Powerful air raid-styled tsunami sirens are back in contention after the recent successful test along Tauranga's coastal suburbs by the Papamoa Progressive Association.
A report on the October 19 test, in which two modern versions of the traditional World War II siren blared over Papamoa and Mount Maunganui, was delivered to the council this week by association chairman Steve Morris.
Mr Morris said there was wide community support for the air raid-styled sirens and significant concern at the cost of the 60 Meerkat sirens when there were more cost-effective alternatives.
"Nobody lost their hearing during the test, despite being told by both a councillor and staff member that this was likely due to the decibel level of the sirens."
Mr Morris said the the council was considering spending over $800,000 on electronic sirens but the supplier of the air raid-styled sirens could cover the city with eight sirens for under $200,000.
"Residents would prefer sirens to be too loud than too quiet."
The Papamoa and Mount progressive associations want the council to restart the tender process and to allow companies to test their product in Tauranga so the community had confidence in whatever system was chosen.
Councillor Wayne Moultrie asked whether Mr Morris had any idea of the consequences if the procurement process with Meerkat were cancelled.
Mr Morris said the council should not waste money doing something the community did not want.
Quizzed by Mayor Stuart Crosby over how some residents had confused the test with the Papamoa Fire Brigade siren, Mr Morris said the brigade siren went up and down three times and stopped but evacuation warning sirens would go for 10 minutes.
"It worries me that we wake up all of Papamoa to alert six volunteer fire fighters."
Pressure came on from some councillors for the council to change direction away from the preferred tenderer, Meerkat.
City services manager Ian McDonald said the council had approved stage one of the tender process which was the consenting process and working up a design with final costings.
Councillor Larry Baldock asked if the report that came back once the stage one process was done would enable the council to look at a change of direction and the risks.
Mr McDonald said the report would allow the council to have a "robust discussion".
He said the commitment to Meerkat was only for stage one.
Asked by Councillor Murray Guy if there was any legal commitment beyond the first stage, Mr McDonald said he would have to come back with a written report.
Councillor David Stewart wanted a paper that addressed the claims that were being made by the association.
Mr McDonald said the report needed to give a complete picture rather than half a picture or else the council would end up procrastinating.

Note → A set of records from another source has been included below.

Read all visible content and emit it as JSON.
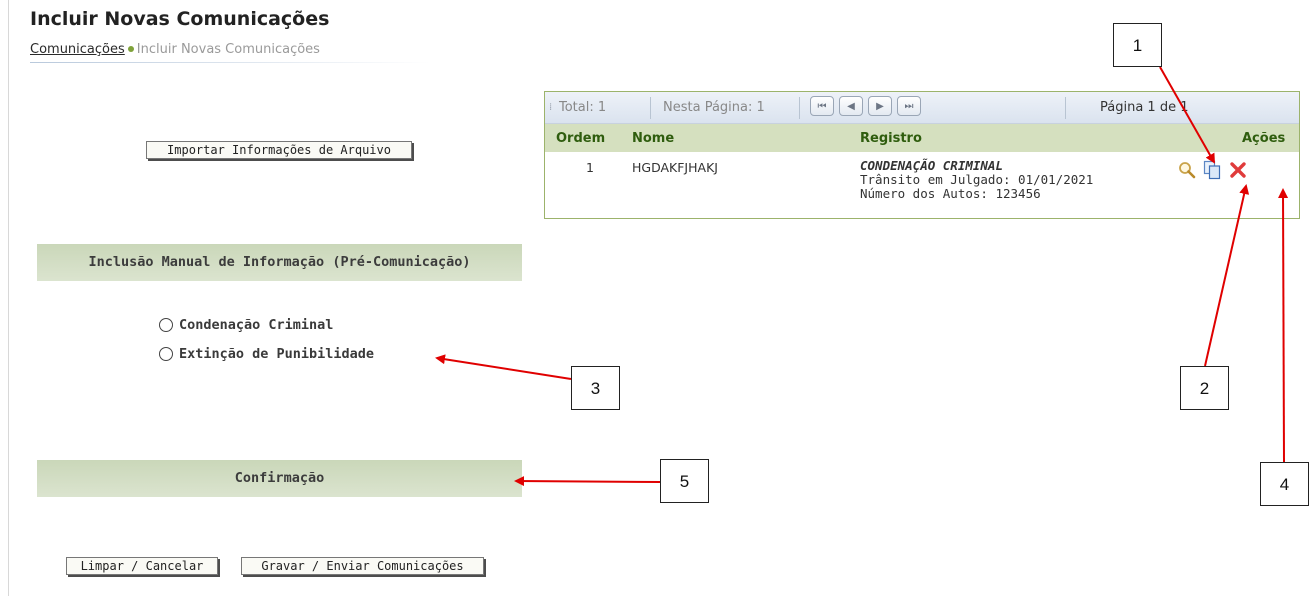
{
  "page": {
    "title": "Incluir Novas Comunicações",
    "breadcrumb": {
      "link": "Comunicações",
      "current": "Incluir Novas Comunicações"
    }
  },
  "import_button": "Importar Informações de Arquivo",
  "manual_section": {
    "title": "Inclusão Manual de Informação (Pré-Comunicação)",
    "options": [
      "Condenação Criminal",
      "Extinção de Punibilidade"
    ]
  },
  "confirm_section": {
    "title": "Confirmação",
    "clear_button": "Limpar / Cancelar",
    "save_button": "Gravar / Enviar Comunicações"
  },
  "grid": {
    "toolbar": {
      "total": "Total: 1",
      "page_items": "Nesta Página: 1",
      "page_count": "Página 1 de 1"
    },
    "nav_buttons": [
      "first-page",
      "previous-page",
      "next-page",
      "last-page"
    ],
    "headers": {
      "ordem": "Ordem",
      "nome": "Nome",
      "registro": "Registro",
      "acoes": "Ações"
    },
    "rows": [
      {
        "ordem": "1",
        "nome": "HGDAKFJHAKJ",
        "registro_title": "CONDENAÇÃO CRIMINAL",
        "registro_line2": "Trânsito em Julgado: 01/01/2021",
        "registro_line3": "Número dos Autos: 123456",
        "actions": [
          "magnifier-icon",
          "copy-icon",
          "delete-x-icon"
        ]
      }
    ]
  },
  "callouts": [
    "1",
    "2",
    "3",
    "4",
    "5"
  ],
  "colors": {
    "header_green": "#2f5d0e",
    "section_bar": "#cad7b9",
    "grid_border": "#9cb36b",
    "arrow_red": "#e00000"
  }
}
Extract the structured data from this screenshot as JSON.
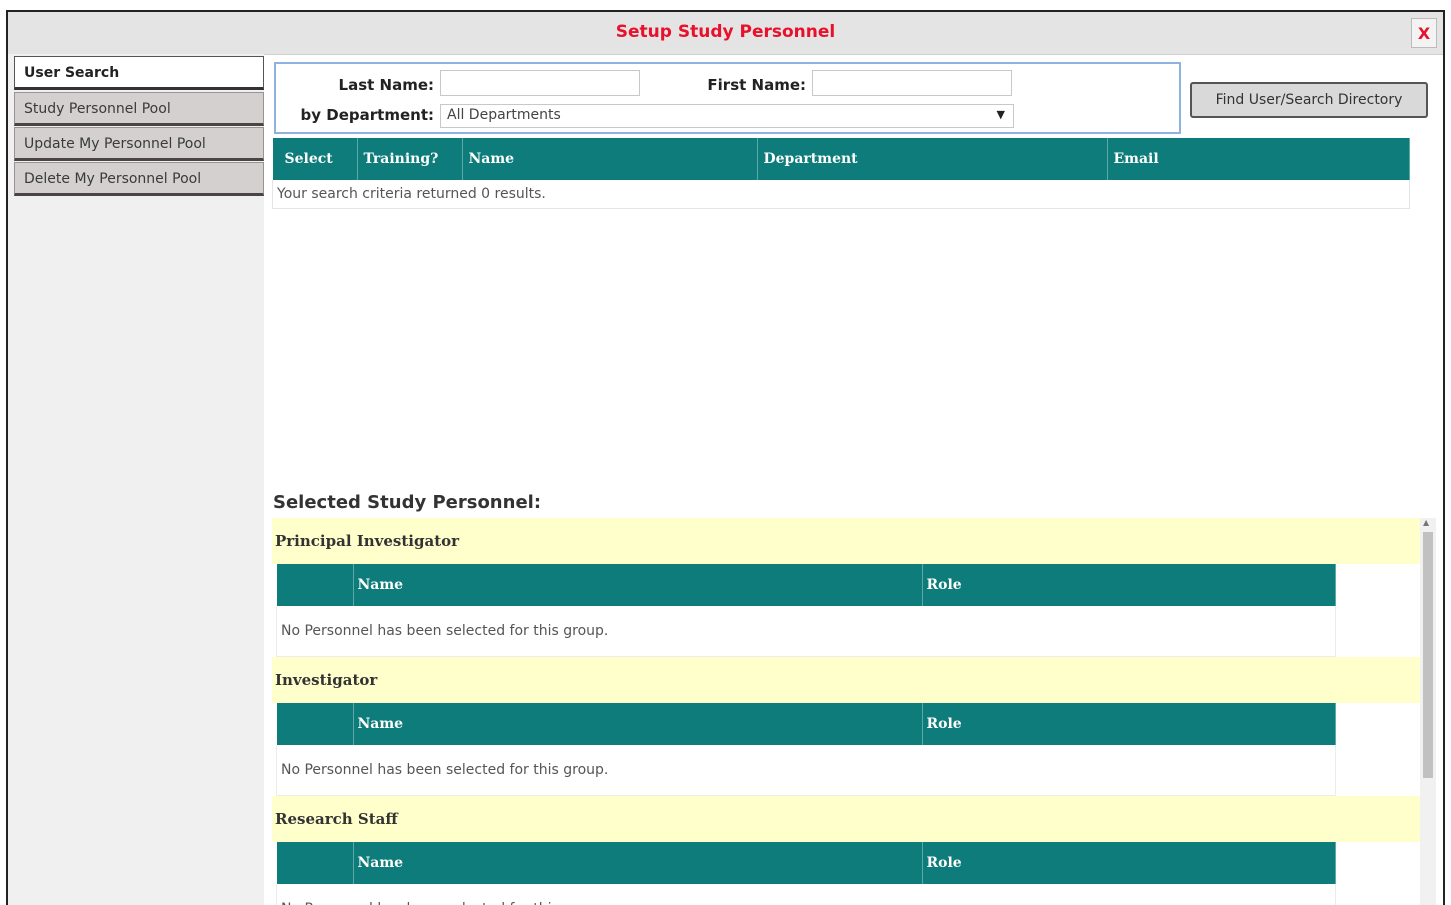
{
  "dialog": {
    "title": "Setup Study Personnel",
    "close_label": "X"
  },
  "sidebar": {
    "items": [
      {
        "label": "User Search",
        "active": true
      },
      {
        "label": "Study Personnel Pool",
        "active": false
      },
      {
        "label": "Update My Personnel Pool",
        "active": false
      },
      {
        "label": "Delete My Personnel Pool",
        "active": false
      }
    ]
  },
  "search": {
    "last_name_label": "Last Name:",
    "last_name_value": "",
    "first_name_label": "First Name:",
    "first_name_value": "",
    "department_label": "by Department:",
    "department_selected": "All Departments",
    "find_button": "Find User/Search Directory"
  },
  "results": {
    "columns": [
      "Select",
      "Training?",
      "Name",
      "Department",
      "Email"
    ],
    "empty_message": "Your search criteria returned 0 results."
  },
  "selected": {
    "title": "Selected Study Personnel:",
    "groups": [
      {
        "name": "Principal Investigator",
        "columns": [
          "",
          "Name",
          "Role"
        ],
        "empty_message": "No Personnel has been selected for this group."
      },
      {
        "name": "Investigator",
        "columns": [
          "",
          "Name",
          "Role"
        ],
        "empty_message": "No Personnel has been selected for this group."
      },
      {
        "name": "Research Staff",
        "columns": [
          "",
          "Name",
          "Role"
        ],
        "empty_message": "No Personnel has been selected for this group."
      }
    ]
  },
  "colors": {
    "title_red": "#e8102a",
    "table_header_teal": "#0e7c7b",
    "group_bar_yellow": "#ffffcc",
    "search_border_blue": "#8fb3e0"
  }
}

Councillor Bill Grainger asked whether they would run a test again, whatever siren was chosen. Mr Crosby said that would form part of a comprehensive report that would come back sooner rather than later.